::: ENTRIES SHOWN

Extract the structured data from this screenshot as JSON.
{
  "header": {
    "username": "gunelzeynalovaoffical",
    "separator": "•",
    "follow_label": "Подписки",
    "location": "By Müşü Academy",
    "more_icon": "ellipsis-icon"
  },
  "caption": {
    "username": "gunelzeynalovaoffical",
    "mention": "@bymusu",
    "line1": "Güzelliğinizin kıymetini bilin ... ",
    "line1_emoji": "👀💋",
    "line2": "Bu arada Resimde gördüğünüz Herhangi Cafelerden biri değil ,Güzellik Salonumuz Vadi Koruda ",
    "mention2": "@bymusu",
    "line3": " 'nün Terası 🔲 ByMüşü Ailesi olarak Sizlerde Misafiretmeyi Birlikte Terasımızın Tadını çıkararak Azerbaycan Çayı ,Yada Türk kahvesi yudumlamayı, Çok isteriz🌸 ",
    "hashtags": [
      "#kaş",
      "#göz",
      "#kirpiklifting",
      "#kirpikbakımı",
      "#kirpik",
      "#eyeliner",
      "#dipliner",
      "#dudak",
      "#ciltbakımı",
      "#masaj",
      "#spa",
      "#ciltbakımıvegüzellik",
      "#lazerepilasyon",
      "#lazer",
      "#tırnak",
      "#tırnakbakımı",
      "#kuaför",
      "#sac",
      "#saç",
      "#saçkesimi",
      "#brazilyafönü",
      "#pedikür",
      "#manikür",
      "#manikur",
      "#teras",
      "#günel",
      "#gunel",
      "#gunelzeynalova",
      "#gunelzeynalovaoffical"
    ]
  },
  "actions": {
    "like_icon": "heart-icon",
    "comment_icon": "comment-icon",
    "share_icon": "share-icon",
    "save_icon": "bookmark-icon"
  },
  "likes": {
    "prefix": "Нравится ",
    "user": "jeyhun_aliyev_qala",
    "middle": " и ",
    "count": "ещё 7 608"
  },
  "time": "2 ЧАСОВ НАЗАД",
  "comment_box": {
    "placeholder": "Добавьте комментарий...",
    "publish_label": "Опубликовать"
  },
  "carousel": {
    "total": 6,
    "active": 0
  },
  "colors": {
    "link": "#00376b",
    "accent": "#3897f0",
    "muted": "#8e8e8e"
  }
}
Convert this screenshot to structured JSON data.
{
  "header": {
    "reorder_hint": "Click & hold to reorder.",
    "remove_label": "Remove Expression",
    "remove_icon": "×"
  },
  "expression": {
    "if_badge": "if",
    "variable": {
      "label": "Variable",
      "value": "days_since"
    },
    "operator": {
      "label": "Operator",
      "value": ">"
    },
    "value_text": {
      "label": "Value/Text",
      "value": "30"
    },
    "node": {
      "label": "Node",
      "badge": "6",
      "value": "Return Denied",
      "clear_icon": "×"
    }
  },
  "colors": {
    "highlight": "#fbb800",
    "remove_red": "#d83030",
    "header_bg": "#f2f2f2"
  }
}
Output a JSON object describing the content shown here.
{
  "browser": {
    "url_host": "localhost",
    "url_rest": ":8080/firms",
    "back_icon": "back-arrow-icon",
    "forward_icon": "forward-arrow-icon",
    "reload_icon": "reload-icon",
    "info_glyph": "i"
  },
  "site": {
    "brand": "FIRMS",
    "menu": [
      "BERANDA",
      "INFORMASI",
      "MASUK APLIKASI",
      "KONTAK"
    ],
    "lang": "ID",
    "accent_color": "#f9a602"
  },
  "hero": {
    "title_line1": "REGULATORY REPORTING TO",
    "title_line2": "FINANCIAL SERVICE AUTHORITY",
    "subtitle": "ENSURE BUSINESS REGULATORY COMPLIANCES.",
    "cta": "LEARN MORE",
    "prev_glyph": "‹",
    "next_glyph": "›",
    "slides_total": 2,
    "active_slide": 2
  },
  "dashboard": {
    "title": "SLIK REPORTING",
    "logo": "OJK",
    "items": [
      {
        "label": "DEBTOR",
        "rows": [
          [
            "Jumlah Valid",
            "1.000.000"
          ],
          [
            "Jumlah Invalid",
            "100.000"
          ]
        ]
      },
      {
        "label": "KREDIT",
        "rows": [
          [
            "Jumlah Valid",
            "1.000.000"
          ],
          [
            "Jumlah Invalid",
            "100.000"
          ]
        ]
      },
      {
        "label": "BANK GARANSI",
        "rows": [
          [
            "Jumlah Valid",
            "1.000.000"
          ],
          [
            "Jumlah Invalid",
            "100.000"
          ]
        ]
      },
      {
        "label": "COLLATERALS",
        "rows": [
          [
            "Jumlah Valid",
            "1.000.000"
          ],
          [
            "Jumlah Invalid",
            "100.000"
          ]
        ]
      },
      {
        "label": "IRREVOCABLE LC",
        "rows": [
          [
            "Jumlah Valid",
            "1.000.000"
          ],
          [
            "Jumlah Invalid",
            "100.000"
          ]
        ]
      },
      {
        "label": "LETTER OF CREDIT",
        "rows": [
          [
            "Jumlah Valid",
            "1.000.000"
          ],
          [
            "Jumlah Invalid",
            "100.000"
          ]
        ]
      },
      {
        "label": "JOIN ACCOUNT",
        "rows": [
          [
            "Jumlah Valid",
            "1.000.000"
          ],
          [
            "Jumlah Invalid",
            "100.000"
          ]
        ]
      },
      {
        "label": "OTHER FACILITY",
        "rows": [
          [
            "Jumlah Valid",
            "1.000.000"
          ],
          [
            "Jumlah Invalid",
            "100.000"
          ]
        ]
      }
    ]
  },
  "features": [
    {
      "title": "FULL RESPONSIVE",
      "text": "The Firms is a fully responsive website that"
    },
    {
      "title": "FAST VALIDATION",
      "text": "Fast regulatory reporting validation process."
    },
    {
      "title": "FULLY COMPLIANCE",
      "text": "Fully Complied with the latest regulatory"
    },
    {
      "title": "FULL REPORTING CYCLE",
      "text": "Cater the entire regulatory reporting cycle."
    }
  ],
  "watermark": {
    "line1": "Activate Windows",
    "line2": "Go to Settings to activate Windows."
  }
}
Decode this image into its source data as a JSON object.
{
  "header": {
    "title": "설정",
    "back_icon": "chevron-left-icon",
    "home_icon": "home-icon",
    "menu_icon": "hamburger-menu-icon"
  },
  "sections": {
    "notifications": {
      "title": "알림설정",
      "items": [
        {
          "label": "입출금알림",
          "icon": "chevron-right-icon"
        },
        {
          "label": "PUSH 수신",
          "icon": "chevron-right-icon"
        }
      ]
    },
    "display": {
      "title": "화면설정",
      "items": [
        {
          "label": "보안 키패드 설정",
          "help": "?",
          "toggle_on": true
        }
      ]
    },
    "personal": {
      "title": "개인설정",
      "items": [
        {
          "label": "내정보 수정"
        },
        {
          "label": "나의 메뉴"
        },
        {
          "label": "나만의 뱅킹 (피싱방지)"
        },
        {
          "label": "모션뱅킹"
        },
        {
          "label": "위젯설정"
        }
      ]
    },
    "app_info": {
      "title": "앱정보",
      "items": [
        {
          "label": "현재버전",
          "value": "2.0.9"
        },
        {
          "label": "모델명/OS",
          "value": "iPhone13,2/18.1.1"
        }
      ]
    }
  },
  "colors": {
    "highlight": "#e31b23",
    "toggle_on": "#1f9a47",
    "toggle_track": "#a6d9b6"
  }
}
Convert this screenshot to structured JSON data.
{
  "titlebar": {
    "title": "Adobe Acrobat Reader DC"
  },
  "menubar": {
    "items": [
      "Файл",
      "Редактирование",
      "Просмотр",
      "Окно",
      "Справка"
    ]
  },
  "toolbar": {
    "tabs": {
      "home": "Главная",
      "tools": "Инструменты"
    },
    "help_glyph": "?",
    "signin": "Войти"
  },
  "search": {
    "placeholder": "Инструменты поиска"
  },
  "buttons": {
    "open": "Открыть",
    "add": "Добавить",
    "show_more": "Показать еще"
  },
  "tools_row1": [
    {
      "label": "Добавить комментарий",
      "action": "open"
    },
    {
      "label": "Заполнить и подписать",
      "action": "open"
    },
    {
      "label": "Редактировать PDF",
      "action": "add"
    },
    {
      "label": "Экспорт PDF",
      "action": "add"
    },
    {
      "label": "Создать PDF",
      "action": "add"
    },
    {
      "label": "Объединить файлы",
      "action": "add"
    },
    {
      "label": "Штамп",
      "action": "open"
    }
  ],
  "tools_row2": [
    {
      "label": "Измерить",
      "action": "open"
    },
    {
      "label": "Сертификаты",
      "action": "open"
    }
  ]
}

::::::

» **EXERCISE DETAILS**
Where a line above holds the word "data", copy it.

» **PROBLEM SOLUTION**
Extract the structured data from this screenshot as JSON.
Convert this screenshot to structured JSON data.
Decode this image into its source data as a JSON object.
Convert this screenshot to structured JSON data.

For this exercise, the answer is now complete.